Even if you feel you have great insurance to fill in the gaps of Medicare A and B coverage, if you do not satisfy the three-day admission rule, there is likely no insurance that will cover your rehabilitation or skilled nursing care.

How Much is Covered?

If you meet the three-day admission requirement, the first 20 days you spend in a skilled nursing facility is fully covered. On days 21 – 100, you are responsible for a co-pay of $167.50 per day. After the 100th day, you are responsible for all costs related to your stay in a skilled nursing facility.

What Isn’t Covered?

Custodial care, which provides assistance with performing the basic tasks of daily living, such as dressing, bathing or eating, is typically not covered by Medicare at all. You are responsible for the full cost of this type of care, which on Long Island can run upwards of $100,000 a year.

Questions? A healthcare advocate can help you navigate the system in order to maximize your benefits and help you sort out your options for care and payment.

You can learn more about Medicare Part A hospital and skilled nursing facility coverage. Visit medicarerights.org for additional information. Care Answered is available to answer your questions and help you make the best decisions based on your individual situation and needs. Contact us here or call (516) 584-2007.

 

Do you need a long-term care policy?

The statistics are staggering: up to 75% of those 65 and over may require a stay in a nursing home at some point in their lifetime[1]. Long Island is the most expensive region in the state to receive nursing home care; here it can cost an average of $390/day or $142,350[2] each year.

None of us is exempt; any illness or injury that robs us of the ability to care for ourselves can create the need for some type of long-term care at home, in an assisted living facility or a nursing home.

To help prepare for this possibility and protect their family’s assets, many people elect to purchase long-term care insurance or have a long term care rider on their life insurance policy. Long-term care insurance may cover some or all of the costs of care at home or in a facility.

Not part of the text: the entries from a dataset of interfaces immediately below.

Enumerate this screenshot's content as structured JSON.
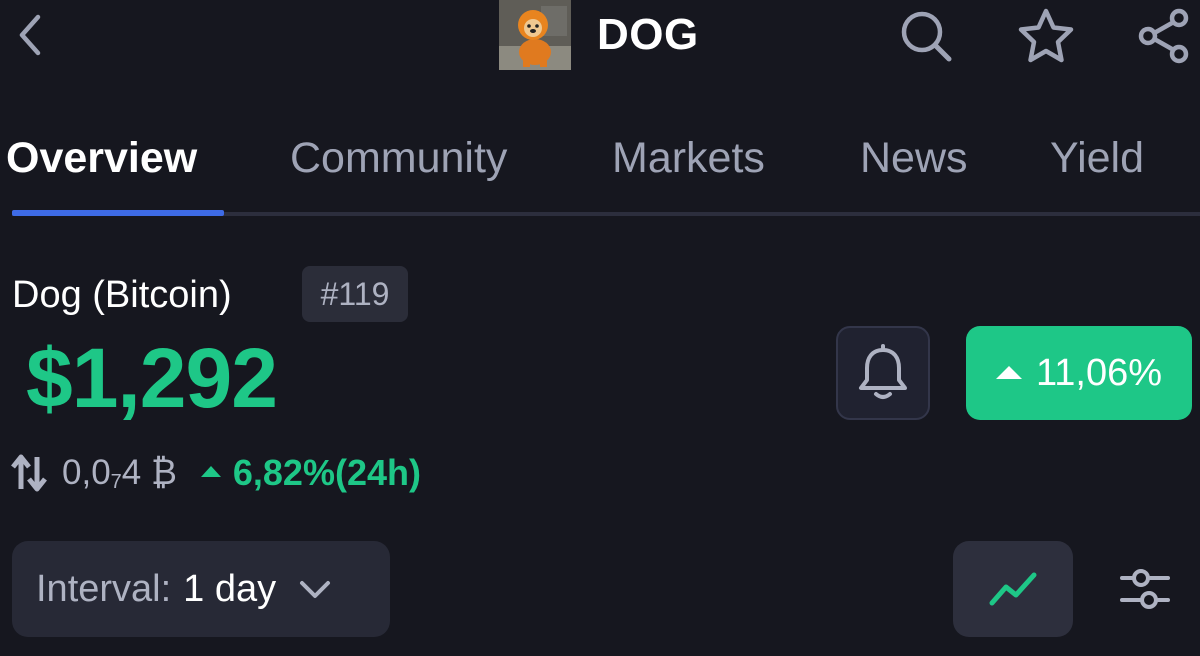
{
  "header": {
    "title": "DOG",
    "icons": [
      "back-chevron-icon",
      "search-icon",
      "star-icon",
      "share-icon"
    ]
  },
  "tabs": [
    {
      "label": "Overview",
      "active": true
    },
    {
      "label": "Community",
      "active": false
    },
    {
      "label": "Markets",
      "active": false
    },
    {
      "label": "News",
      "active": false
    },
    {
      "label": "Yield",
      "active": false
    }
  ],
  "coin": {
    "name": "Dog (Bitcoin)",
    "rank": "#119",
    "price": "$1,292",
    "change_badge": "11,06%",
    "btc_value_main": "0,0",
    "btc_value_sub": "7",
    "btc_value_end": "4 ₿",
    "change_24h": "6,82%(24h)"
  },
  "controls": {
    "interval_label": "Interval:",
    "interval_value": "1 day"
  },
  "colors": {
    "background": "#16171f",
    "accent_blue": "#3e6be6",
    "positive_green": "#1ec787",
    "muted_text": "#aeb2c2"
  }
}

“A long-term care insurance policy gives you a cushion to help prepare for the future financially without using the majority of your assets in a short period of time,” says Bonnie S. Laffie, CLU, ChFC, CLTC, a Long Island-based Investment Advisor Representative.

In addition to helping protect income and assets, some long-term care insurance premiums may be tax deductible. On the federal side, 10% of long-term care premiums are deductible up to certain limits that vary according to the taxpayer’s age. For example, those aged 40 and under may deduct up to $410; those 41 to 50 may deduct $770; between the ages of 51 and 60 the number jumps to $1530; and those between 61 and 70 may deduct $4090. Over the age of 70, the premium deduction is $5110[3].

Many people believe that there are government programs that will cover the cost of long-term care. Medicare will cover nursing home care for a limited time following a hospital stay of three days. Medicaid does provide coverage of some home care and nursing home care, however recipients are required to spend their own income and assets before they qualify for Medicaid. In this situation, the savings that you may have worked hard to accumulate will have to be spent down[4].

If you are considering purchasing long-term care insurance, speak with your financial advisor, lawyer, estate planner, and/or tax professional in order to fully understand your options. Care Answered can suggest some of afore mentioned professionals who have successfully assisted our clients.

Care Answered can help you navigate the healthcare system to select the most appropriate care setting should you need to obtain long-term care, either with or without a policy.  If you already have a long-term care policy and want to submit your claim, call us first to advocate for the full coverage you need. Contact us at any time.

[1] Genworth Financial, quoting 2015 Medicare & You Handbook, Centers for Medicare & Medicaid Services

[2] New York State Department of Financial Services: The Cost of Long Term Care in New York, http://www.dfs.ny.gov/consumer/ltc/ltc_about_cost.htm

[3] Deductibility of Long Term Care Insurance and the 2017 Limits, Ronald Fatoullah & Associates, https://www.elderlaw-newyork.com/deductibility-or-long-term-care-insurance-and-the-2017-limitations/

[4] Genworth Financial